These walks are less about the distance or time and more about quality, allowing them to take their time and explore the area they’re in. Some of the best settings for these walks have lots of grass, bushes, and trees.
4. Try a New Route
Have you ever gotten bored doing the same thing over and over again? Dogs do too. This is why changing up your walking route can be very stimulating for them.
Walking somewhere new allows them to see and smell new things. Regularly changing your route helps keep things exciting for your dog—which is mentally stimulating.
5. Play With Puzzles and Interactive Toys
Puzzle toys and other interactive toys typically have compartments where you can hide food, and your dog has to figure out how to access those tasty treats. There are countless puzzle toys, all with varying degrees of complexity.

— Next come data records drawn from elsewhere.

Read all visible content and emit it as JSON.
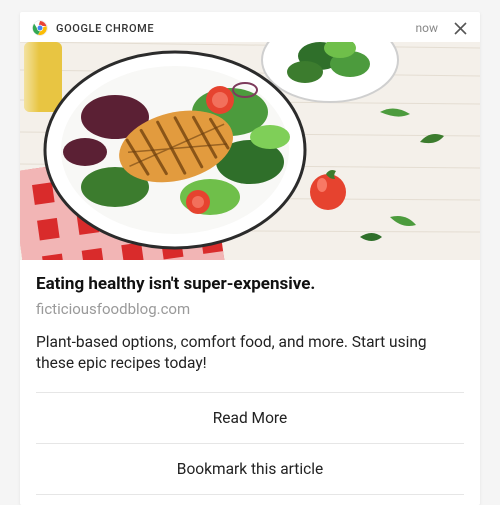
{
  "header": {
    "app_name": "GOOGLE CHROME",
    "time": "now"
  },
  "notification": {
    "title": "Eating healthy isn't super-expensive.",
    "source": "ficticiousfoodblog.com",
    "body": "Plant-based options, comfort food, and more. Start using these epic recipes today!"
  },
  "actions": {
    "primary": "Read More",
    "secondary": "Bookmark this article"
  }
}
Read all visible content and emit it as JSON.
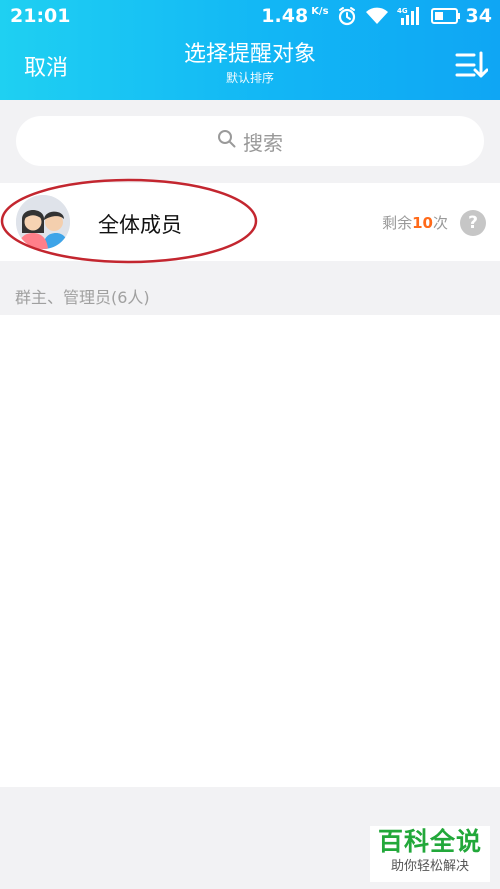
{
  "status": {
    "time": "21:01",
    "speed": "1.48",
    "speed_unit": "K/s",
    "network": "4G",
    "battery": "34"
  },
  "header": {
    "cancel": "取消",
    "title": "选择提醒对象",
    "subtitle": "默认排序"
  },
  "search": {
    "placeholder": "搜索"
  },
  "all_members": {
    "name": "全体成员",
    "remain_prefix": "剩余",
    "remain_count": "10",
    "remain_suffix": "次",
    "help": "?"
  },
  "section": {
    "label": "群主、管理员(6人)"
  },
  "watermark": {
    "title": "百科全说",
    "subtitle": "助你轻松解决"
  },
  "colors": {
    "header_start": "#1fd0f2",
    "header_end": "#0fa6f4",
    "accent_count": "#ff6a1a",
    "annotation": "#c3262f"
  }
}
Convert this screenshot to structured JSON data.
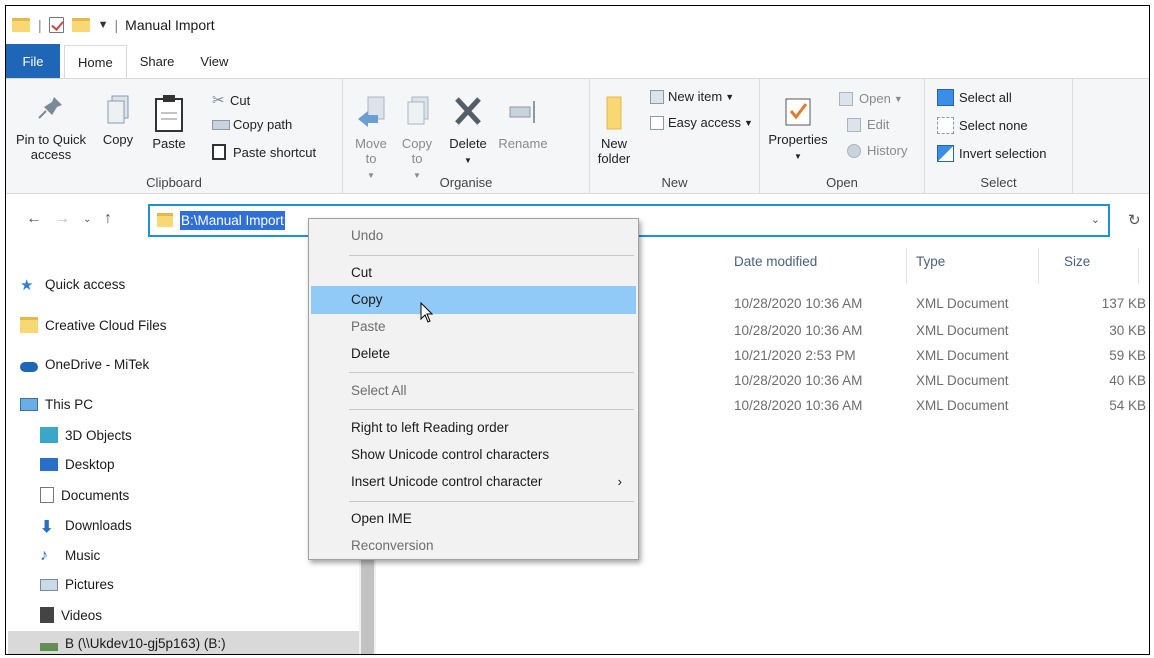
{
  "window": {
    "title": "Manual Import"
  },
  "tabs": [
    {
      "label": "File"
    },
    {
      "label": "Home"
    },
    {
      "label": "Share"
    },
    {
      "label": "View"
    }
  ],
  "ribbon": {
    "clipboard": {
      "label": "Clipboard",
      "pin_label": "Pin to Quick access",
      "copy_label": "Copy",
      "paste_label": "Paste",
      "cut_label": "Cut",
      "copy_path_label": "Copy path",
      "paste_shortcut_label": "Paste shortcut"
    },
    "organise": {
      "label": "Organise",
      "move_to_label": "Move to",
      "copy_to_label": "Copy to",
      "delete_label": "Delete",
      "rename_label": "Rename"
    },
    "new": {
      "label": "New",
      "new_folder_label": "New folder",
      "new_item_label": "New item",
      "easy_access_label": "Easy access"
    },
    "open": {
      "label": "Open",
      "properties_label": "Properties",
      "open_label": "Open",
      "edit_label": "Edit",
      "history_label": "History"
    },
    "select": {
      "label": "Select",
      "select_all_label": "Select all",
      "select_none_label": "Select none",
      "invert_label": "Invert selection"
    }
  },
  "address": {
    "value": "B:\\Manual Import"
  },
  "nav_pane": {
    "items": [
      {
        "label": "Quick access"
      },
      {
        "label": "Creative Cloud Files"
      },
      {
        "label": "OneDrive - MiTek"
      },
      {
        "label": "This PC"
      },
      {
        "label": "3D Objects"
      },
      {
        "label": "Desktop"
      },
      {
        "label": "Documents"
      },
      {
        "label": "Downloads"
      },
      {
        "label": "Music"
      },
      {
        "label": "Pictures"
      },
      {
        "label": "Videos"
      },
      {
        "label": "B (\\\\Ukdev10-gj5p163) (B:)"
      }
    ]
  },
  "file_list": {
    "columns": {
      "date": "Date modified",
      "type": "Type",
      "size": "Size"
    },
    "rows": [
      {
        "date": "10/28/2020 10:36 AM",
        "type": "XML Document",
        "size": "137 KB"
      },
      {
        "date": "10/28/2020 10:36 AM",
        "type": "XML Document",
        "size": "30 KB"
      },
      {
        "date": "10/21/2020 2:53 PM",
        "type": "XML Document",
        "size": "59 KB"
      },
      {
        "date": "10/28/2020 10:36 AM",
        "type": "XML Document",
        "size": "40 KB"
      },
      {
        "date": "10/28/2020 10:36 AM",
        "type": "XML Document",
        "size": "54 KB"
      }
    ]
  },
  "context_menu": {
    "items": [
      {
        "label": "Undo"
      },
      {
        "label": "Cut"
      },
      {
        "label": "Copy"
      },
      {
        "label": "Paste"
      },
      {
        "label": "Delete"
      },
      {
        "label": "Select All"
      },
      {
        "label": "Right to left Reading order"
      },
      {
        "label": "Show Unicode control characters"
      },
      {
        "label": "Insert Unicode control character"
      },
      {
        "label": "Open IME"
      },
      {
        "label": "Reconversion"
      }
    ]
  },
  "colors": {
    "accent": "#1f66b7",
    "address_border": "#1a94d4",
    "menu_highlight": "#91c9f7",
    "selection": "#2f6fd6"
  }
}
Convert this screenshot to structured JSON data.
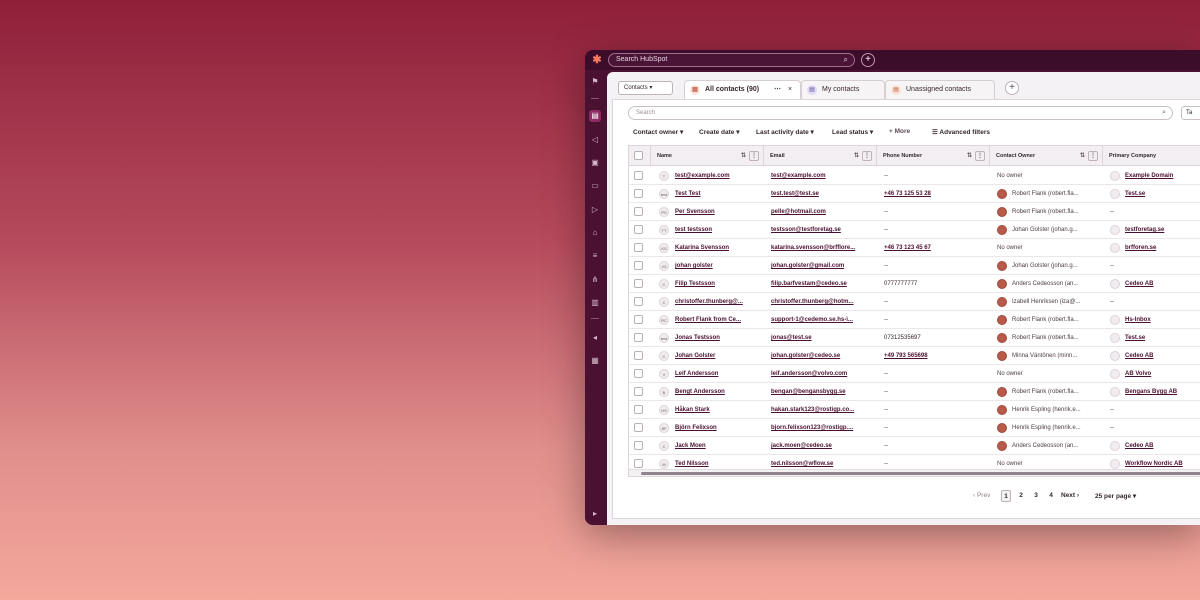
{
  "topbar": {
    "search_placeholder": "Search HubSpot",
    "plus": "+",
    "logo": "⚙"
  },
  "sidenav": {
    "icons": [
      "bookmark-icon",
      "contacts-icon",
      "megaphone-icon",
      "inbox-icon",
      "cart-icon",
      "video-icon",
      "bank-icon",
      "database-icon",
      "workflow-icon",
      "reports-icon",
      "arrow-icon",
      "settings-icon",
      "expand-icon"
    ]
  },
  "object_selector": {
    "label": "Contacts ▾"
  },
  "tabs": [
    {
      "label": "All contacts (90)",
      "extra": "⋯",
      "close": "×"
    },
    {
      "label": "My contacts"
    },
    {
      "label": "Unassigned contacts"
    }
  ],
  "tab_plus": "+",
  "toolbar": {
    "search_placeholder": "Search",
    "table_button": "Ta"
  },
  "filters": {
    "contact_owner": "Contact owner ▾",
    "create_date": "Create date ▾",
    "last_activity": "Last activity date ▾",
    "lead_status": "Lead status ▾",
    "more": "+ More",
    "advanced": "Advanced filters"
  },
  "columns": {
    "name": "Name",
    "email": "Email",
    "phone": "Phone Number",
    "owner": "Contact Owner",
    "company": "Primary Company"
  },
  "rows": [
    {
      "initials": "T",
      "name": "test@example.com",
      "email": "test@example.com",
      "phone": "--",
      "owner": "No owner",
      "company": "Example Domain"
    },
    {
      "initials": "test",
      "name": "Test Test",
      "email": "test.test@test.se",
      "phone": "+46 73 125 53 28",
      "owner": "Robert Flank (robert.fla...",
      "company": "Test.se"
    },
    {
      "initials": "PS",
      "name": "Per Svensson",
      "email": "pelle@hotmail.com",
      "phone": "--",
      "owner": "Robert Flank (robert.fla...",
      "company": "--"
    },
    {
      "initials": "TT",
      "name": "test testsson",
      "email": "testsson@testforetag.se",
      "phone": "--",
      "owner": "Johan Golster (johan.g...",
      "company": "testforetag.se"
    },
    {
      "initials": "KS",
      "name": "Katarina Svensson",
      "email": "katarina.svensson@brfflore...",
      "phone": "+46 73 123 45 67",
      "owner": "No owner",
      "company": "brfforen.se"
    },
    {
      "initials": "JG",
      "name": "johan golster",
      "email": "johan.golster@gmail.com",
      "phone": "--",
      "owner": "Johan Golster (johan.g...",
      "company": "--"
    },
    {
      "initials": "C",
      "name": "Filip Testsson",
      "email": "filip.barfvestam@cedeo.se",
      "phone": "0777777777",
      "owner": "Anders Cedeosson (an...",
      "company": "Cedeo AB"
    },
    {
      "initials": "C",
      "name": "christoffer.thunberg@...",
      "email": "christoffer.thunberg@hotm...",
      "phone": "--",
      "owner": "Izabell Henriksen (iza@...",
      "company": "--"
    },
    {
      "initials": "RC",
      "name": "Robert Flank from Ce...",
      "email": "support-1@cedemo.se.hs-i...",
      "phone": "--",
      "owner": "Robert Flank (robert.fla...",
      "company": "Hs-Inbox"
    },
    {
      "initials": "test",
      "name": "Jonas Testsson",
      "email": "jonas@test.se",
      "phone": "07312535697",
      "owner": "Robert Flank (robert.fla...",
      "company": "Test.se"
    },
    {
      "initials": "C",
      "name": "Johan Golster",
      "email": "johan.golster@cedeo.se",
      "phone": "+49 793 565698",
      "owner": "Minna Väntönen (minn...",
      "company": "Cedeo AB"
    },
    {
      "initials": "V",
      "name": "Leif Andersson",
      "email": "leif.andersson@volvo.com",
      "phone": "--",
      "owner": "No owner",
      "company": "AB Volvo"
    },
    {
      "initials": "B",
      "name": "Bengt Andersson",
      "email": "bengan@bengansbygg.se",
      "phone": "--",
      "owner": "Robert Flank (robert.fla...",
      "company": "Bengans Bygg AB"
    },
    {
      "initials": "HS",
      "name": "Håkan Stark",
      "email": "hakan.stark123@rostigp.co...",
      "phone": "--",
      "owner": "Henrik Espling (henrik.e...",
      "company": "--"
    },
    {
      "initials": "BF",
      "name": "Björn Felixson",
      "email": "bjorn.felixson123@rostigp....",
      "phone": "--",
      "owner": "Henrik Espling (henrik.e...",
      "company": "--"
    },
    {
      "initials": "C",
      "name": "Jack Moen",
      "email": "jack.moen@cedeo.se",
      "phone": "--",
      "owner": "Anders Cedeosson (an...",
      "company": "Cedeo AB"
    },
    {
      "initials": "W",
      "name": "Ted Nilsson",
      "email": "ted.nilsson@wflow.se",
      "phone": "--",
      "owner": "No owner",
      "company": "Workflow Nordic AB"
    }
  ],
  "pagination": {
    "prev": "‹ Prev",
    "pages": [
      "1",
      "2",
      "3",
      "4"
    ],
    "next": "Next ›",
    "per_page": "25 per page ▾"
  },
  "colors": {
    "accent": "#4a1132",
    "brand_orange": "#ff7a59",
    "link": "#4a1030"
  }
}
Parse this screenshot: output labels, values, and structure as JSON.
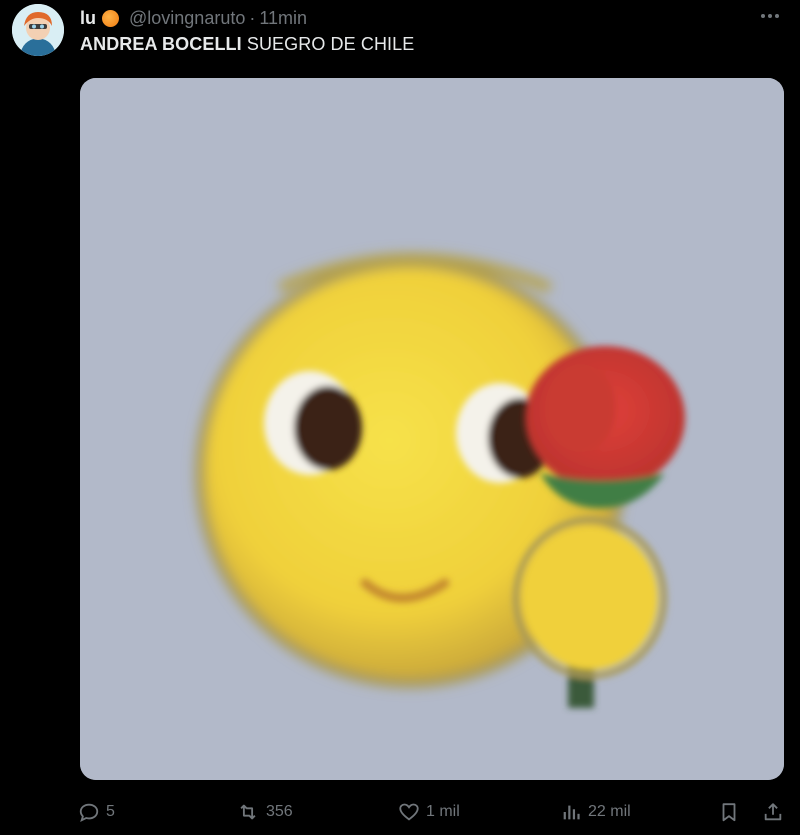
{
  "tweet": {
    "display_name": "lu",
    "handle": "@lovingnaruto",
    "separator": "·",
    "time": "11min",
    "text_bold": "ANDREA BOCELLI",
    "text_rest": " SUEGRO DE CHILE"
  },
  "actions": {
    "replies": "5",
    "retweets": "356",
    "likes": "1 mil",
    "views": "22 mil"
  },
  "icons": {
    "badge": "orange-emoji-icon",
    "more": "more-dots-icon",
    "reply": "reply-icon",
    "retweet": "retweet-icon",
    "like": "heart-icon",
    "views": "views-chart-icon",
    "bookmark": "bookmark-icon",
    "share": "share-icon"
  },
  "colors": {
    "background": "#000000",
    "text": "#e7e9ea",
    "muted": "#71767b",
    "media_background": "#b2b9c9",
    "emoji_face": "#f4d23a"
  }
}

Similar to hide-and-seek and “find it,” interactive toys require critical thinking skills. They’re great for keeping your pup occupied for an extended time, distracting him from things that make him anxious, and mentally exhausting him. Dogs also receive a food reward when they play, leading to a dopamine release. As a bonus, puzzle toys are a great way to slow down dogs that eat their food too fast.
6. Munch on Frozen Treats
Frozen treats are perfect for keeping your pup mentally stimulated year-round—but especially in summer. There are all sorts of pupsicle recipes you can make for your dog, and you can also give them plain frozen fruits and veggies (such as carrots) as a treat.
Frozen treats give your dog something yummy to eat, but they also take a bit of work (hence why they’re mentally stimulating). Because the food is frozen, dogs usually end up licking it until it melts. This provides them a fair amount of entertainment while they’re trying to eat.
7. Scatter Feeding
Scatter feeding is where you take portions of your pet’s dry food and hide them around the house. Put your dog in one room, hide the food in small piles around the house or yard, then release him to go find it all. Like other feeding exercises and games, this requires mentally stimulating nose work.
Snuffle mats are similar to scatter feeding, but the food is all kept on one mat that has ruffles and pockets that hide the food. Your dog will then have to use his nose to sniff out the food between the fabric.
8. Practice Training
Training is a phenomenal way to mentally stimulate and exhaust your dog. It also teaches him all sorts of new tricks. Dogs like to know the rules of a household, and training not only bonds them with you, but also makes them feel more secure at home.
Even just 5–15 minutes of training exercises a day can be exhausting for your dog. Compare it to whenever you’ve tried to learn something new—it’s using new parts of your brain, which tires you out quickly. But when you do finally get it, you feel incredibly accomplished (thanks to a dopamine release). The same goes for our furry friends.
9. Rotate Toys
From a mental perspective, dogs are very similar to children. They love their toys, but they can get bored with them over time. An easy way to keep things interesting for your dog is to leave out only a few toys at a time and keep the rest hidden. Then, switch out and rotate the toys he has access to. This simple trick keeps your dog’s toys exciting and helps prevent boredom. Each week feels like he’s getting the toys for the first time.
While this list provides several examples of ways to keep your pup mentally stimulated, ultimately, anything you can think of that changes things up for your pup—or that requires their brain power—can be a great way to keep him mentally stimulated and happy. Use your creativity to make up your own games or mentally stimulating activities for you and your pup!
Featured Image: Adobe/Eva
Brittany Grenus, DVM
Dr. Brittany Grenus graduated from Tufts Cummings School of Veterinary Medicine in 2018 with her doctorate in veterinary medicine and a...